In Chapter 10, Professor Arronnax draws out the Captain in his study aboard the Nautilus.
"You love the sea, don't you Captain?"
"Yes, I love it! The sea is everything. It covers seven-tenths of the globe. Its breath is pure and healthy. It is an immense desert where a man is never alone, for he can feel life quivering all about him. The sea is only a receptacle for all the prodigious, supernatural things that exist inside it; it is only movement and love; it is the living infinite, as one of your poets has said. And in fact, Professor, it contains the three kingdoms of nature - mineral, vegetable and animal[...]The sea is a vast reservoir of nature. The world, so to speak, began with the sea, and who knows but that it will also end in the sea! There lies supreme tranquillity. The sea does not belong to tyrants. On its surface, they can still exercise their iniquitous rights, fighting, destroying one another and indulging in their other earthly horrors. But thirty feet below its surface their power ceases, their influence dies out and their domination disappears! Ah Monsieur, one must live - live within the ocean! Only there can one be independent! Only there do I have no master! There I am free!"

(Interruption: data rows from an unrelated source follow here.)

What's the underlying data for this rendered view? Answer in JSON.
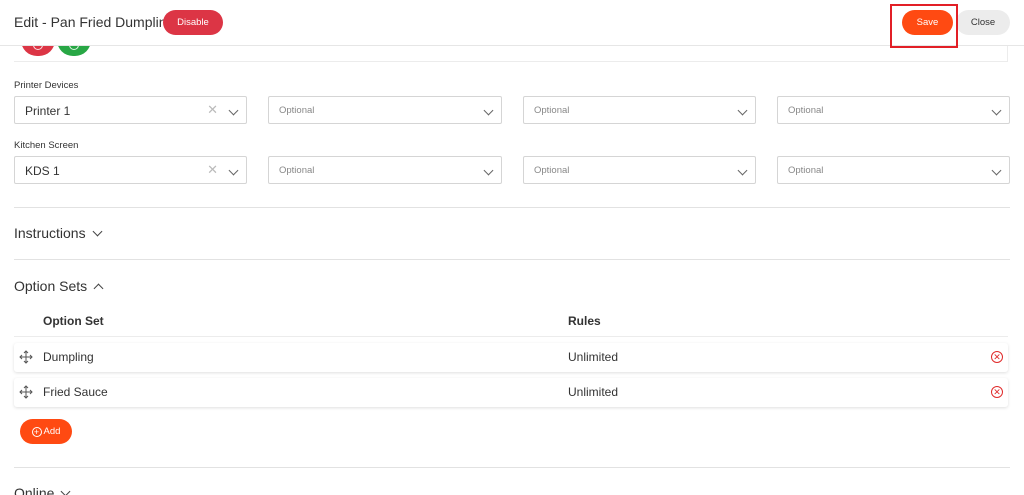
{
  "header": {
    "title": "Edit - Pan Fried Dumpling",
    "disable_label": "Disable",
    "save_label": "Save",
    "close_label": "Close"
  },
  "printer_devices": {
    "label": "Printer Devices",
    "selects": [
      {
        "value": "Printer 1",
        "placeholder": ""
      },
      {
        "value": "",
        "placeholder": "Optional"
      },
      {
        "value": "",
        "placeholder": "Optional"
      },
      {
        "value": "",
        "placeholder": "Optional"
      }
    ]
  },
  "kitchen_screen": {
    "label": "Kitchen Screen",
    "selects": [
      {
        "value": "KDS 1",
        "placeholder": ""
      },
      {
        "value": "",
        "placeholder": "Optional"
      },
      {
        "value": "",
        "placeholder": "Optional"
      },
      {
        "value": "",
        "placeholder": "Optional"
      }
    ]
  },
  "instructions": {
    "title": "Instructions"
  },
  "option_sets": {
    "title": "Option Sets",
    "columns": {
      "option_set": "Option Set",
      "rules": "Rules"
    },
    "rows": [
      {
        "name": "Dumpling",
        "rules": "Unlimited"
      },
      {
        "name": "Fried Sauce",
        "rules": "Unlimited"
      }
    ],
    "add_label": "Add"
  },
  "online": {
    "title": "Online"
  },
  "icons": {
    "clear": "clear-x-icon",
    "dropdown": "chevron-down-icon",
    "drag": "move-handle-icon",
    "remove": "remove-circle-icon",
    "add": "plus-circle-icon"
  },
  "colors": {
    "accent": "#ff4a12",
    "danger": "#dc3545",
    "success": "#28a745",
    "highlight": "#e21f26"
  }
}
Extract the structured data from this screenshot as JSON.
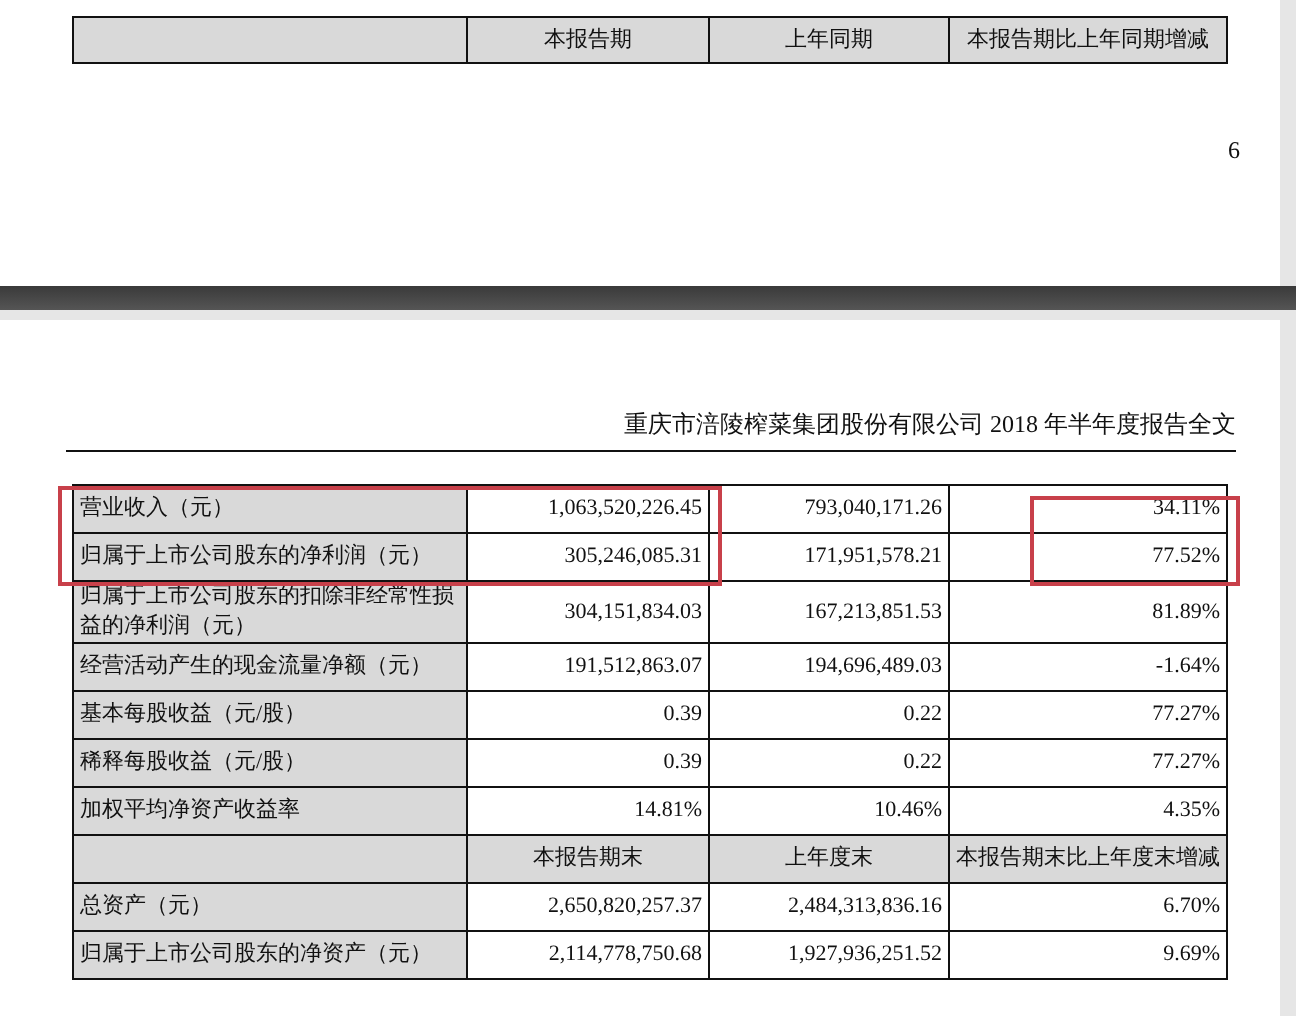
{
  "page_1": {
    "table": {
      "rows": [
        {
          "kind": "header",
          "label": "",
          "values": [
            "本报告期",
            "上年同期",
            "本报告期比上年同期增减"
          ]
        }
      ]
    },
    "page_number": "6"
  },
  "page_2": {
    "running_header": "重庆市涪陵榨菜集团股份有限公司 2018 年半年度报告全文",
    "table": {
      "rows": [
        {
          "kind": "data",
          "label": "营业收入（元）",
          "values": [
            "1,063,520,226.45",
            "793,040,171.26",
            "34.11%"
          ],
          "highlight_values": true,
          "highlight_change": true
        },
        {
          "kind": "data",
          "label": "归属于上市公司股东的净利润（元）",
          "values": [
            "305,246,085.31",
            "171,951,578.21",
            "77.52%"
          ],
          "highlight_values": true,
          "highlight_change": true
        },
        {
          "kind": "data",
          "label": "归属于上市公司股东的扣除非经常性损益的净利润（元）",
          "values": [
            "304,151,834.03",
            "167,213,851.53",
            "81.89%"
          ]
        },
        {
          "kind": "data",
          "label": "经营活动产生的现金流量净额（元）",
          "values": [
            "191,512,863.07",
            "194,696,489.03",
            "-1.64%"
          ]
        },
        {
          "kind": "data",
          "label": "基本每股收益（元/股）",
          "values": [
            "0.39",
            "0.22",
            "77.27%"
          ]
        },
        {
          "kind": "data",
          "label": "稀释每股收益（元/股）",
          "values": [
            "0.39",
            "0.22",
            "77.27%"
          ]
        },
        {
          "kind": "data",
          "label": "加权平均净资产收益率",
          "values": [
            "14.81%",
            "10.46%",
            "4.35%"
          ]
        },
        {
          "kind": "header",
          "label": "",
          "values": [
            "本报告期末",
            "上年度末",
            "本报告期末比上年度末增减"
          ]
        },
        {
          "kind": "data",
          "label": "总资产（元）",
          "values": [
            "2,650,820,257.37",
            "2,484,313,836.16",
            "6.70%"
          ]
        },
        {
          "kind": "data",
          "label": "归属于上市公司股东的净资产（元）",
          "values": [
            "2,114,778,750.68",
            "1,927,936,251.52",
            "9.69%"
          ]
        }
      ]
    }
  }
}
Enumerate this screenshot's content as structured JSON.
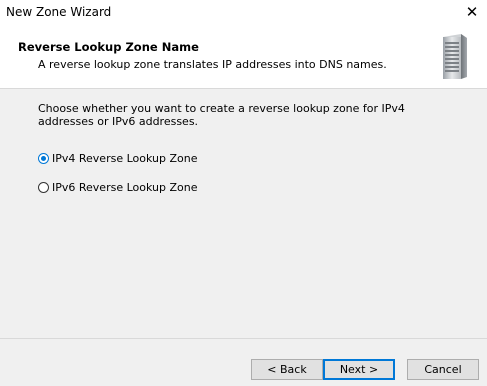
{
  "window": {
    "title": "New Zone Wizard",
    "close_label": "✕"
  },
  "header": {
    "title": "Reverse Lookup Zone Name",
    "subtitle": "A reverse lookup zone translates IP addresses into DNS names.",
    "icon": "server-icon"
  },
  "body": {
    "prompt": "Choose whether you want to create a reverse lookup zone for IPv4 addresses or IPv6 addresses.",
    "options": [
      {
        "label": "IPv4 Reverse Lookup Zone",
        "selected": true
      },
      {
        "label": "IPv6 Reverse Lookup Zone",
        "selected": false
      }
    ]
  },
  "footer": {
    "back_label": "< Back",
    "next_label": "Next >",
    "cancel_label": "Cancel"
  },
  "colors": {
    "accent": "#0078d7",
    "panel_bg": "#f0f0f0"
  }
}
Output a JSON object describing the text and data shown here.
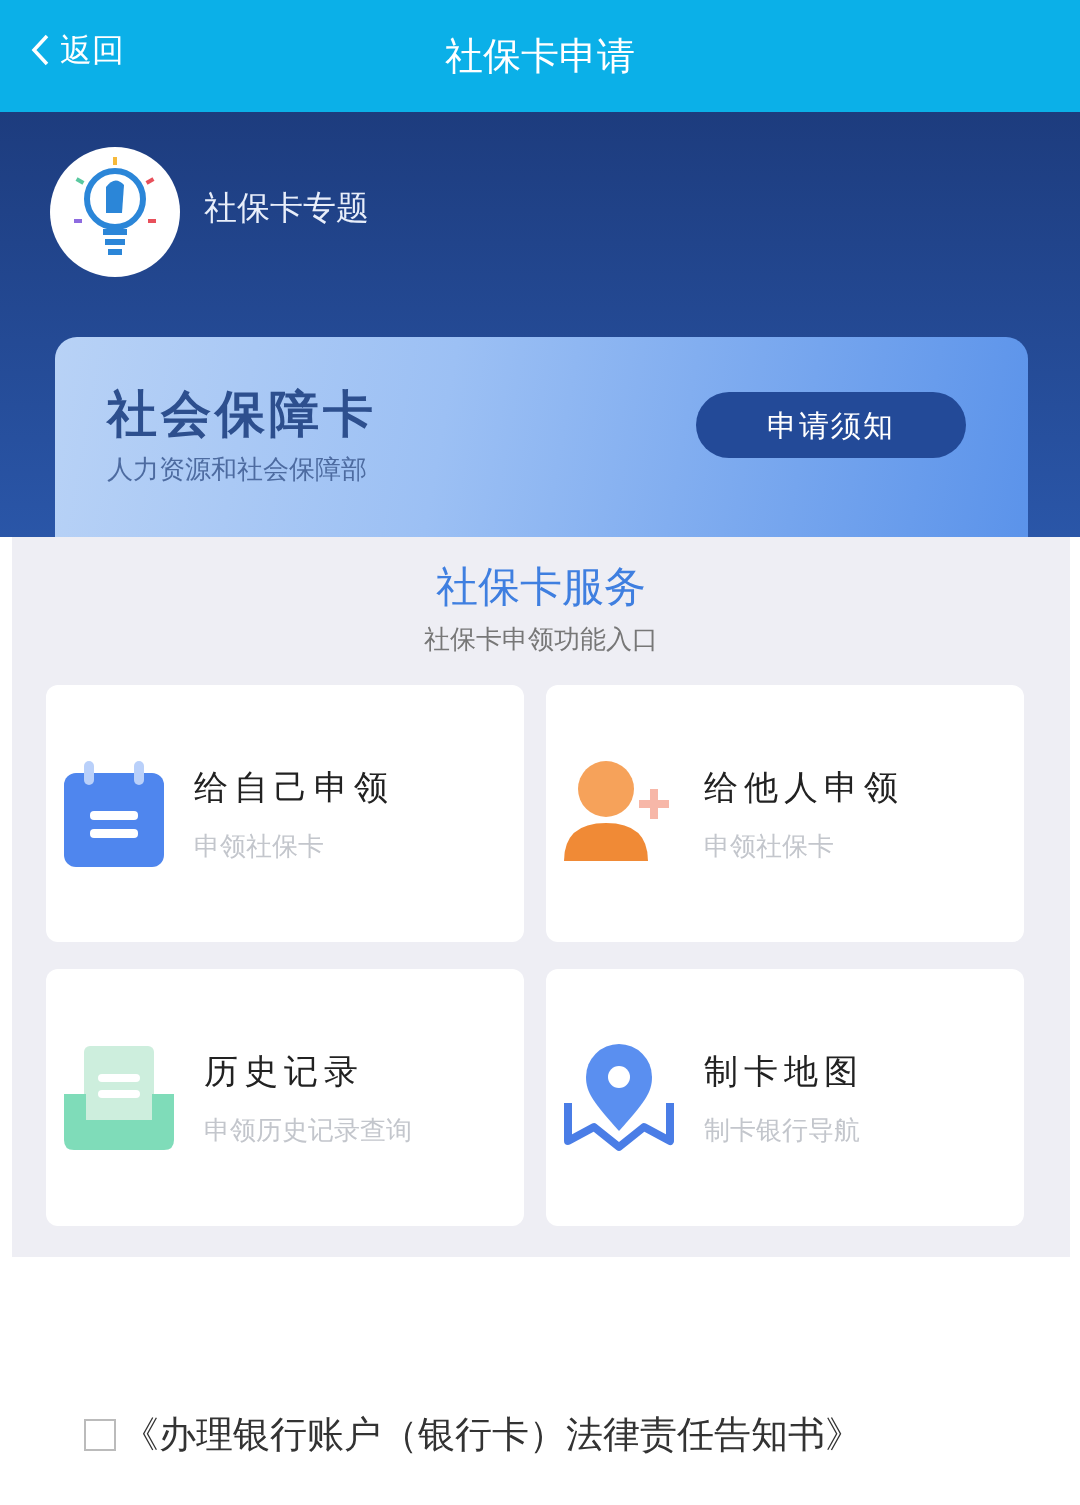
{
  "header": {
    "back_label": "返回",
    "title": "社保卡申请"
  },
  "profile": {
    "subtitle": "社保卡专题"
  },
  "banner": {
    "title": "社会保障卡",
    "subtitle": "人力资源和社会保障部",
    "button": "申请须知"
  },
  "services": {
    "title": "社保卡服务",
    "subtitle": "社保卡申领功能入口",
    "items": [
      {
        "kind": "calendar",
        "title": "给自己申领",
        "subtitle": "申领社保卡"
      },
      {
        "kind": "person-add",
        "title": "给他人申领",
        "subtitle": "申领社保卡"
      },
      {
        "kind": "tray",
        "title": "历史记录",
        "subtitle": "申领历史记录查询"
      },
      {
        "kind": "map-pin",
        "title": "制卡地图",
        "subtitle": "制卡银行导航"
      }
    ]
  },
  "agreement": {
    "checked": false,
    "text": "《办理银行账户（银行卡）法律责任告知书》"
  }
}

Transcribed from my battered copy of Anthony Bronner's 1962 translation of Jules Verne's 20,000 Leagues Under the Sea, written in 1896. Bantam Dell, a division of Random House, New York, 2003